[Start of Attachment]
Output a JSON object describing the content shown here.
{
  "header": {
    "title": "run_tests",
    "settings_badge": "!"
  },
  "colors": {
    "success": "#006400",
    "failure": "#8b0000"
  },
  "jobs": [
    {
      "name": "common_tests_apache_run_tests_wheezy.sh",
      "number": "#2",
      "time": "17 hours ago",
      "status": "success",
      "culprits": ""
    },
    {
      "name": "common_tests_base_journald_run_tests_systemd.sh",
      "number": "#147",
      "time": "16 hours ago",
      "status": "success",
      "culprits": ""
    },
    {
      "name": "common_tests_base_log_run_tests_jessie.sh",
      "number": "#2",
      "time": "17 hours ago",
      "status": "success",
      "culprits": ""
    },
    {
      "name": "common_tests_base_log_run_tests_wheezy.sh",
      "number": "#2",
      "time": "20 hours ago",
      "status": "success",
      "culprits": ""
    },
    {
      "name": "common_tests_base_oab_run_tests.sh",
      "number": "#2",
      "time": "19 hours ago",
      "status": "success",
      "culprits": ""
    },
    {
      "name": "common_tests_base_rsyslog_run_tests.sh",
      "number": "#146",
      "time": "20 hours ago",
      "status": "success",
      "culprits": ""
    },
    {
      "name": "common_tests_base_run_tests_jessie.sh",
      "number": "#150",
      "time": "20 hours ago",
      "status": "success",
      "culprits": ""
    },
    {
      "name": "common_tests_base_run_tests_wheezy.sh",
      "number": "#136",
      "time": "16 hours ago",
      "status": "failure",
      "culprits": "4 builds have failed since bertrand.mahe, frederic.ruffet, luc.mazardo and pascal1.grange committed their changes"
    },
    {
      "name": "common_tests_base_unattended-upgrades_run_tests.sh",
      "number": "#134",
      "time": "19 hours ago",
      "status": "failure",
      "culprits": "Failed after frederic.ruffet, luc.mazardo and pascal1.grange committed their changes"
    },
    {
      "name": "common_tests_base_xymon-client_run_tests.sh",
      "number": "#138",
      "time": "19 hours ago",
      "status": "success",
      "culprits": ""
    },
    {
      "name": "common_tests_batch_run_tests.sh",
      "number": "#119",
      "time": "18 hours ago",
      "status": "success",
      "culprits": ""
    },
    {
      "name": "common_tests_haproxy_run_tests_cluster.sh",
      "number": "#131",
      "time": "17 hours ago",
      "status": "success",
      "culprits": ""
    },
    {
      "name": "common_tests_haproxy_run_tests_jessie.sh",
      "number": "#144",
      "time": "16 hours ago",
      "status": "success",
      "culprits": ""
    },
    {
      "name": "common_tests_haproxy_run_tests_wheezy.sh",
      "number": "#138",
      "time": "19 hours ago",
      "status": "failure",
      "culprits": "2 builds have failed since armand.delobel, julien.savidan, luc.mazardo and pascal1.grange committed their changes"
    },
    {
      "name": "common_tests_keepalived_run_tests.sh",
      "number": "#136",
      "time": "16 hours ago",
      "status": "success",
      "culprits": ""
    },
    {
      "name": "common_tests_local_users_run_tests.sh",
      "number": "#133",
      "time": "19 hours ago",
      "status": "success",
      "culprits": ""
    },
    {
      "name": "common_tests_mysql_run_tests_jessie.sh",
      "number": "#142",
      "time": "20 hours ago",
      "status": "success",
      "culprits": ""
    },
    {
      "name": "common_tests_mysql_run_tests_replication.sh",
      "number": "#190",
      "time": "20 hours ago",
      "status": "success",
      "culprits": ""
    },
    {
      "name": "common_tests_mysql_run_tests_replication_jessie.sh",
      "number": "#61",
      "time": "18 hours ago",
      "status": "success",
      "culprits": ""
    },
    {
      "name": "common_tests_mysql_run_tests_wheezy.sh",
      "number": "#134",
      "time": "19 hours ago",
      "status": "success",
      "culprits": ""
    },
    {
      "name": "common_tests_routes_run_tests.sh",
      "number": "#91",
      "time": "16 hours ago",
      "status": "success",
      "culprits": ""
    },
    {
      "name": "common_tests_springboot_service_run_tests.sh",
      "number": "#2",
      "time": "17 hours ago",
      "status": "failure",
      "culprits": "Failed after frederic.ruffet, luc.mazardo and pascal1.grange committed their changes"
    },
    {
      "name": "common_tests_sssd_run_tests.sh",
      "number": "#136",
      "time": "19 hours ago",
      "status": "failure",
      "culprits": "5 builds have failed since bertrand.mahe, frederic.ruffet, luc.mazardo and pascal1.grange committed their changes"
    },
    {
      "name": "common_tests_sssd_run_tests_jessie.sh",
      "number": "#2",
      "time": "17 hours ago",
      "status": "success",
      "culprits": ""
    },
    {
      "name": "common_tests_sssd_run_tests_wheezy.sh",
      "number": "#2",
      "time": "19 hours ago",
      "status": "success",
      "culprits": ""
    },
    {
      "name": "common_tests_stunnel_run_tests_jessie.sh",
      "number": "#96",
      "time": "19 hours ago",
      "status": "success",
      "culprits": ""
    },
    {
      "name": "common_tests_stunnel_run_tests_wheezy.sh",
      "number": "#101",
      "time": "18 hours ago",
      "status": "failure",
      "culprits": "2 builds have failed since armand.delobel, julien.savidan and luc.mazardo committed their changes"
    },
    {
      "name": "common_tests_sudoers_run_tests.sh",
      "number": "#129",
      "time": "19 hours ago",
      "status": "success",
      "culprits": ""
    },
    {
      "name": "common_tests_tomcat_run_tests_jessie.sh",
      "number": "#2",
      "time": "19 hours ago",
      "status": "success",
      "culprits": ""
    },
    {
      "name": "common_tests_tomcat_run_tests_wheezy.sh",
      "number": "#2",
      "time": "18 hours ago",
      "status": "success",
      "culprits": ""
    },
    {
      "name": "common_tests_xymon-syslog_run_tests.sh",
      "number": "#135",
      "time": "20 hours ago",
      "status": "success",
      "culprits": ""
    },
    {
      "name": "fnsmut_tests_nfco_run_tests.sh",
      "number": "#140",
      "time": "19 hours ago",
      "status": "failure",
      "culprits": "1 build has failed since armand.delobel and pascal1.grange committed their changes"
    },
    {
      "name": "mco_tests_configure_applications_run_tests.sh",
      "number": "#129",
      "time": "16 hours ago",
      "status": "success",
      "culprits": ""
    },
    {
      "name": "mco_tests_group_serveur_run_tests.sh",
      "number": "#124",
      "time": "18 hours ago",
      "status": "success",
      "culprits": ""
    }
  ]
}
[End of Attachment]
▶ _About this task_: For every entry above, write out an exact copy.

▶ _Response to this task_:
Output a JSON object describing the content shown here.
{
  "header": {
    "title": "run_tests",
    "settings_badge": "!"
  },
  "colors": {
    "success": "#006400",
    "failure": "#8b0000"
  },
  "jobs": [
    {
      "name": "common_tests_apache_run_tests_wheezy.sh",
      "number": "#2",
      "time": "17 hours ago",
      "status": "success",
      "culprits": ""
    },
    {
      "name": "common_tests_base_journald_run_tests_systemd.sh",
      "number": "#147",
      "time": "16 hours ago",
      "status": "success",
      "culprits": ""
    },
    {
      "name": "common_tests_base_log_run_tests_jessie.sh",
      "number": "#2",
      "time": "17 hours ago",
      "status": "success",
      "culprits": ""
    },
    {
      "name": "common_tests_base_log_run_tests_wheezy.sh",
      "number": "#2",
      "time": "20 hours ago",
      "status": "success",
      "culprits": ""
    },
    {
      "name": "common_tests_base_oab_run_tests.sh",
      "number": "#2",
      "time": "19 hours ago",
      "status": "success",
      "culprits": ""
    },
    {
      "name": "common_tests_base_rsyslog_run_tests.sh",
      "number": "#146",
      "time": "20 hours ago",
      "status": "success",
      "culprits": ""
    },
    {
      "name": "common_tests_base_run_tests_jessie.sh",
      "number": "#150",
      "time": "20 hours ago",
      "status": "success",
      "culprits": ""
    },
    {
      "name": "common_tests_base_run_tests_wheezy.sh",
      "number": "#136",
      "time": "16 hours ago",
      "status": "failure",
      "culprits": "4 builds have failed since bertrand.mahe, frederic.ruffet, luc.mazardo and pascal1.grange committed their changes"
    },
    {
      "name": "common_tests_base_unattended-upgrades_run_tests.sh",
      "number": "#134",
      "time": "19 hours ago",
      "status": "failure",
      "culprits": "Failed after frederic.ruffet, luc.mazardo and pascal1.grange committed their changes"
    },
    {
      "name": "common_tests_base_xymon-client_run_tests.sh",
      "number": "#138",
      "time": "19 hours ago",
      "status": "success",
      "culprits": ""
    },
    {
      "name": "common_tests_batch_run_tests.sh",
      "number": "#119",
      "time": "18 hours ago",
      "status": "success",
      "culprits": ""
    },
    {
      "name": "common_tests_haproxy_run_tests_cluster.sh",
      "number": "#131",
      "time": "17 hours ago",
      "status": "success",
      "culprits": ""
    },
    {
      "name": "common_tests_haproxy_run_tests_jessie.sh",
      "number": "#144",
      "time": "16 hours ago",
      "status": "success",
      "culprits": ""
    },
    {
      "name": "common_tests_haproxy_run_tests_wheezy.sh",
      "number": "#138",
      "time": "19 hours ago",
      "status": "failure",
      "culprits": "2 builds have failed since armand.delobel, julien.savidan, luc.mazardo and pascal1.grange committed their changes"
    },
    {
      "name": "common_tests_keepalived_run_tests.sh",
      "number": "#136",
      "time": "16 hours ago",
      "status": "success",
      "culprits": ""
    },
    {
      "name": "common_tests_local_users_run_tests.sh",
      "number": "#133",
      "time": "19 hours ago",
      "status": "success",
      "culprits": ""
    },
    {
      "name": "common_tests_mysql_run_tests_jessie.sh",
      "number": "#142",
      "time": "20 hours ago",
      "status": "success",
      "culprits": ""
    },
    {
      "name": "common_tests_mysql_run_tests_replication.sh",
      "number": "#190",
      "time": "20 hours ago",
      "status": "success",
      "culprits": ""
    },
    {
      "name": "common_tests_mysql_run_tests_replication_jessie.sh",
      "number": "#61",
      "time": "18 hours ago",
      "status": "success",
      "culprits": ""
    },
    {
      "name": "common_tests_mysql_run_tests_wheezy.sh",
      "number": "#134",
      "time": "19 hours ago",
      "status": "success",
      "culprits": ""
    },
    {
      "name": "common_tests_routes_run_tests.sh",
      "number": "#91",
      "time": "16 hours ago",
      "status": "success",
      "culprits": ""
    },
    {
      "name": "common_tests_springboot_service_run_tests.sh",
      "number": "#2",
      "time": "17 hours ago",
      "status": "failure",
      "culprits": "Failed after frederic.ruffet, luc.mazardo and pascal1.grange committed their changes"
    },
    {
      "name": "common_tests_sssd_run_tests.sh",
      "number": "#136",
      "time": "19 hours ago",
      "status": "failure",
      "culprits": "5 builds have failed since bertrand.mahe, frederic.ruffet, luc.mazardo and pascal1.grange committed their changes"
    },
    {
      "name": "common_tests_sssd_run_tests_jessie.sh",
      "number": "#2",
      "time": "17 hours ago",
      "status": "success",
      "culprits": ""
    },
    {
      "name": "common_tests_sssd_run_tests_wheezy.sh",
      "number": "#2",
      "time": "19 hours ago",
      "status": "success",
      "culprits": ""
    },
    {
      "name": "common_tests_stunnel_run_tests_jessie.sh",
      "number": "#96",
      "time": "19 hours ago",
      "status": "success",
      "culprits": ""
    },
    {
      "name": "common_tests_stunnel_run_tests_wheezy.sh",
      "number": "#101",
      "time": "18 hours ago",
      "status": "failure",
      "culprits": "2 builds have failed since armand.delobel, julien.savidan and luc.mazardo committed their changes"
    },
    {
      "name": "common_tests_sudoers_run_tests.sh",
      "number": "#129",
      "time": "19 hours ago",
      "status": "success",
      "culprits": ""
    },
    {
      "name": "common_tests_tomcat_run_tests_jessie.sh",
      "number": "#2",
      "time": "19 hours ago",
      "status": "success",
      "culprits": ""
    },
    {
      "name": "common_tests_tomcat_run_tests_wheezy.sh",
      "number": "#2",
      "time": "18 hours ago",
      "status": "success",
      "culprits": ""
    },
    {
      "name": "common_tests_xymon-syslog_run_tests.sh",
      "number": "#135",
      "time": "20 hours ago",
      "status": "success",
      "culprits": ""
    },
    {
      "name": "fnsmut_tests_nfco_run_tests.sh",
      "number": "#140",
      "time": "19 hours ago",
      "status": "failure",
      "culprits": "1 build has failed since armand.delobel and pascal1.grange committed their changes"
    },
    {
      "name": "mco_tests_configure_applications_run_tests.sh",
      "number": "#129",
      "time": "16 hours ago",
      "status": "success",
      "culprits": ""
    },
    {
      "name": "mco_tests_group_serveur_run_tests.sh",
      "number": "#124",
      "time": "18 hours ago",
      "status": "success",
      "culprits": ""
    }
  ]
}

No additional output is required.